“I told him that he had to hold my medals while I threw out the first pitch,” Raisman said on NESN. “I told him he better not forget, but he remembered.”

Ortiz made it a highlight, wearing Raisman’s three Rio medals and plodding as if they were weighing him down before the Royals-Red Sox game at Fenway Park on Friday night.

It was reminiscent of Bryce Harper serving as a medal rack for Katie Ledecky on Wednesday night.

Ortiz and Raisman have come to know each other in the last four years, after Raisman’s first Olympic appearance in London. Raisman, a native of Needham, Massachusetts, has attended a gala and golf tournament benefitting Ortiz’s children’s charity.

She previously threw a first pitch at Fenway following the 2012 London Games. It didn’t faze Raisman that her pitch Friday bounced before reaching home plate.

“My pitch was horrible, but that’s OK,” Raisman said on NESN. “I’m good at gymnastics, so it doesn’t matter.”

Raisman will rejoin her Final Five teammates for a USA Gymnastics tour of 36 cities that begins Sept. 15. Whether she returns to competitive gymnastics is unknown.

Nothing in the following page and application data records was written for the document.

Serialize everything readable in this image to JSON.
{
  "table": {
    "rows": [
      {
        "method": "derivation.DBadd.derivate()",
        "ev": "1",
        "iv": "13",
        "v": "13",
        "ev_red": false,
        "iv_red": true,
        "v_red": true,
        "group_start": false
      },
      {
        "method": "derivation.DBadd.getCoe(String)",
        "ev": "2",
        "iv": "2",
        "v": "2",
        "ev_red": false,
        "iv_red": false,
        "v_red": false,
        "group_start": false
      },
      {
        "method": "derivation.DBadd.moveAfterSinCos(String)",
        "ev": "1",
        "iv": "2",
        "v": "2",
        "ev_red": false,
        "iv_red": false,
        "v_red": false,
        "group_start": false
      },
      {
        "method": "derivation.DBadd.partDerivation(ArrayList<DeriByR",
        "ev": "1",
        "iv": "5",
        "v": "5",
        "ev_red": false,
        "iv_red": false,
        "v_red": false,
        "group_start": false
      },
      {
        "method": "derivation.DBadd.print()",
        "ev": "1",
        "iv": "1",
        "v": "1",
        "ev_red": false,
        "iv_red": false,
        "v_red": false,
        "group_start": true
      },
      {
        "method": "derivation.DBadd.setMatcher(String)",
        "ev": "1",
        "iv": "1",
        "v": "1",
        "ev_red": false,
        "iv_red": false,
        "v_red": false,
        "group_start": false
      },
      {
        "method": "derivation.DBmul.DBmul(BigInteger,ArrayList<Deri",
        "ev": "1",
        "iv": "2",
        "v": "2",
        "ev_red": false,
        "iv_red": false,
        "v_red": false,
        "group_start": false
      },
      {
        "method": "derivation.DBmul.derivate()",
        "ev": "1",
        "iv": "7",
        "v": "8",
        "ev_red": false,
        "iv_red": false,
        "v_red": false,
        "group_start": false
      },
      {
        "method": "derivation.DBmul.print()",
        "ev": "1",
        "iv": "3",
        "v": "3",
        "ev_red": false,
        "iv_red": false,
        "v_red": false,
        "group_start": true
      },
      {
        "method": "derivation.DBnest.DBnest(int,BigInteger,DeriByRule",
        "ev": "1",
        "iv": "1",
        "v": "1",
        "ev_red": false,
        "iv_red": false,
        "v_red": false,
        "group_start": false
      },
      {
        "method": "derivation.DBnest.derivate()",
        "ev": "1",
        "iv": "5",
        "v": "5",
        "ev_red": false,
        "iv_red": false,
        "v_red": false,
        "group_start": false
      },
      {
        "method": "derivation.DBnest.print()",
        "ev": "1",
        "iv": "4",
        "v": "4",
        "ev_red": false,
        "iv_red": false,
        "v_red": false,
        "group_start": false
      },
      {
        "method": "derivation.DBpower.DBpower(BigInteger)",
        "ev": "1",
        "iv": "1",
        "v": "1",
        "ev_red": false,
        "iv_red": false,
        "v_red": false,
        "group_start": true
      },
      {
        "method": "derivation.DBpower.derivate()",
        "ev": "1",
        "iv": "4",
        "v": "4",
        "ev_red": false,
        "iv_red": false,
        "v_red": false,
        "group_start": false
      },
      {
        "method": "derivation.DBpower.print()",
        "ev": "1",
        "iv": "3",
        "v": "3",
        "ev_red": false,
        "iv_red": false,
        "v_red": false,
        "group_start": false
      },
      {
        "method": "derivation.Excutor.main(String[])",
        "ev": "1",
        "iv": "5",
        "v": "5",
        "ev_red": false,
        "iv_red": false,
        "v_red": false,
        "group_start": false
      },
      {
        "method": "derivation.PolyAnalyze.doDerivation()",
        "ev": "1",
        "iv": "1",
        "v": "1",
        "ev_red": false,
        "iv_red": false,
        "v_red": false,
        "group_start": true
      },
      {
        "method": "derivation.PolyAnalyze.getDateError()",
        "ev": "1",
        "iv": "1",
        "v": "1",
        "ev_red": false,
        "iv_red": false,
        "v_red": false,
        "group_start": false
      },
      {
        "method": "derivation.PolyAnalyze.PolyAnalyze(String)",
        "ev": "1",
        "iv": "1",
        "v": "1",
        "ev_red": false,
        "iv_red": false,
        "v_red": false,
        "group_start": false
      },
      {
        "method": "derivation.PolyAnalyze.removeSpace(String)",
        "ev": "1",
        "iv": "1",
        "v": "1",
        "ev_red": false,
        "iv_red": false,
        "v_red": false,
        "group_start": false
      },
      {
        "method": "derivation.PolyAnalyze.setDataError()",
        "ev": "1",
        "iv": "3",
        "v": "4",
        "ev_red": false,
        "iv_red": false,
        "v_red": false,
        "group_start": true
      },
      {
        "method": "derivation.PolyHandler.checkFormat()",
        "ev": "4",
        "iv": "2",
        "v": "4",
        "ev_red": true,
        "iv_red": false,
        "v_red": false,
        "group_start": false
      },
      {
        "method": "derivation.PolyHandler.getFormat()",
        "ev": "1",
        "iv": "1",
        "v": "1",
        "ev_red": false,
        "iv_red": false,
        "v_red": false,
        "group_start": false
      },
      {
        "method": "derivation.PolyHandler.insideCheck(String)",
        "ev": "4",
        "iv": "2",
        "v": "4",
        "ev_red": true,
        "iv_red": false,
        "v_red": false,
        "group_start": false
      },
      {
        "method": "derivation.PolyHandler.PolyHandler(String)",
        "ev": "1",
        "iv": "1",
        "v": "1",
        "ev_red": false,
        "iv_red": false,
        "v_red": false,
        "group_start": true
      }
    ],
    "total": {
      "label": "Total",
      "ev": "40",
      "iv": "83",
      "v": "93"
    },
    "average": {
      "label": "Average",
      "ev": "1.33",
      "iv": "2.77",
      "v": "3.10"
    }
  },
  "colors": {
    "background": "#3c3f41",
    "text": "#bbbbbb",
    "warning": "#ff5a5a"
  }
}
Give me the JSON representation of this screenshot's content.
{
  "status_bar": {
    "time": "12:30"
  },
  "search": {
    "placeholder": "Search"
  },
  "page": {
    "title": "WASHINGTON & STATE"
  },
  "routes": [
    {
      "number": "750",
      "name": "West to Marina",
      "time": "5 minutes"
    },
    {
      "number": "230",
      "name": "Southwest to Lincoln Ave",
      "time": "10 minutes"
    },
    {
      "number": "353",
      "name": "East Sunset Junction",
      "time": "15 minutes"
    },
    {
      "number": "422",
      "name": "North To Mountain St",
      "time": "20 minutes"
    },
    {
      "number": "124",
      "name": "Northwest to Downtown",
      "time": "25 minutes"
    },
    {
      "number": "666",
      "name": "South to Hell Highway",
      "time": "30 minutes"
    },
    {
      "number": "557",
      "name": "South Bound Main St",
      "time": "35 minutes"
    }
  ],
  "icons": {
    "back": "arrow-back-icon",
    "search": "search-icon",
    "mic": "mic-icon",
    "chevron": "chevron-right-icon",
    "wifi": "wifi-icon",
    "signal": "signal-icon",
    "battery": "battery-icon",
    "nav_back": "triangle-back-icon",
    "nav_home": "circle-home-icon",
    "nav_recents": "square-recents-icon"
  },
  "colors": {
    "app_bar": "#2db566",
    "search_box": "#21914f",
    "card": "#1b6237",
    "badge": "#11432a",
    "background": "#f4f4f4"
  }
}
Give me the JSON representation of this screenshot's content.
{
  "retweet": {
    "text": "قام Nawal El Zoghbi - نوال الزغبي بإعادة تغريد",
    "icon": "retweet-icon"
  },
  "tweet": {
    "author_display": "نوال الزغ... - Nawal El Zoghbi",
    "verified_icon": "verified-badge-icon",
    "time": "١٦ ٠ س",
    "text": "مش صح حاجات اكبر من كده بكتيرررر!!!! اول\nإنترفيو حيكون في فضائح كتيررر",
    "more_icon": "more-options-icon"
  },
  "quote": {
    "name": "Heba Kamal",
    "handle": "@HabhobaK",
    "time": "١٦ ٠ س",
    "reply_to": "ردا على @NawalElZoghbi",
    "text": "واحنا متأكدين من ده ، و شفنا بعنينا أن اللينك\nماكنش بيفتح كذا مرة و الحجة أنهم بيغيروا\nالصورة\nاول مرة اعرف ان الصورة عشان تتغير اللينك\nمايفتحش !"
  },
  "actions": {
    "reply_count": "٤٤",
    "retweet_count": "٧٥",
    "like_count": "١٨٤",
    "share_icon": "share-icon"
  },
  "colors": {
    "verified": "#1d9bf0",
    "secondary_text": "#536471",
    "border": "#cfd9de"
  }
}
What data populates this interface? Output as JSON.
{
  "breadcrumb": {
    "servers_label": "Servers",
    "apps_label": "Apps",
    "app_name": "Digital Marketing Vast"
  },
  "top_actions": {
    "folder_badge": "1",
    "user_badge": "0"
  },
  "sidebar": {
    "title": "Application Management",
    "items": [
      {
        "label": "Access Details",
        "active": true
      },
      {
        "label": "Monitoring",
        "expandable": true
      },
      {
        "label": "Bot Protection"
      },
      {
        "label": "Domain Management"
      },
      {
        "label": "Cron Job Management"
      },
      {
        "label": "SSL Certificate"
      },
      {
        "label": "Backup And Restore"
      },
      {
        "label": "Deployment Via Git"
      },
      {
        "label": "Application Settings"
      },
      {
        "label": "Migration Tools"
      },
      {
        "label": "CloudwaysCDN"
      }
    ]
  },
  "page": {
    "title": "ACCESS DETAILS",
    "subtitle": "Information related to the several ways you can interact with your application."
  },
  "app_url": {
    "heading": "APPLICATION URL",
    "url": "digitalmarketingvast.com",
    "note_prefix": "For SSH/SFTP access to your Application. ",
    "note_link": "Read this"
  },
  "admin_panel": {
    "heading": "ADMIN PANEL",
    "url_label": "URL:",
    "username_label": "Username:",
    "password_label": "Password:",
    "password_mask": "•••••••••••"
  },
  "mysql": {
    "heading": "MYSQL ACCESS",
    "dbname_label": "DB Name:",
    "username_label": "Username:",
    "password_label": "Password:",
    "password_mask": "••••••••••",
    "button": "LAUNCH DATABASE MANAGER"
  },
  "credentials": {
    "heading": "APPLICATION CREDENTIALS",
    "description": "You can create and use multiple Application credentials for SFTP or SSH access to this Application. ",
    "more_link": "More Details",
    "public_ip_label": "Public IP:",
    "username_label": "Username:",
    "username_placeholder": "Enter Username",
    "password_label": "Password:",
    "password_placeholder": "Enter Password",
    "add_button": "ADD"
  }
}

MORE: Gymnastics royalty reacts to Biles and Raisman’s Olympic heroics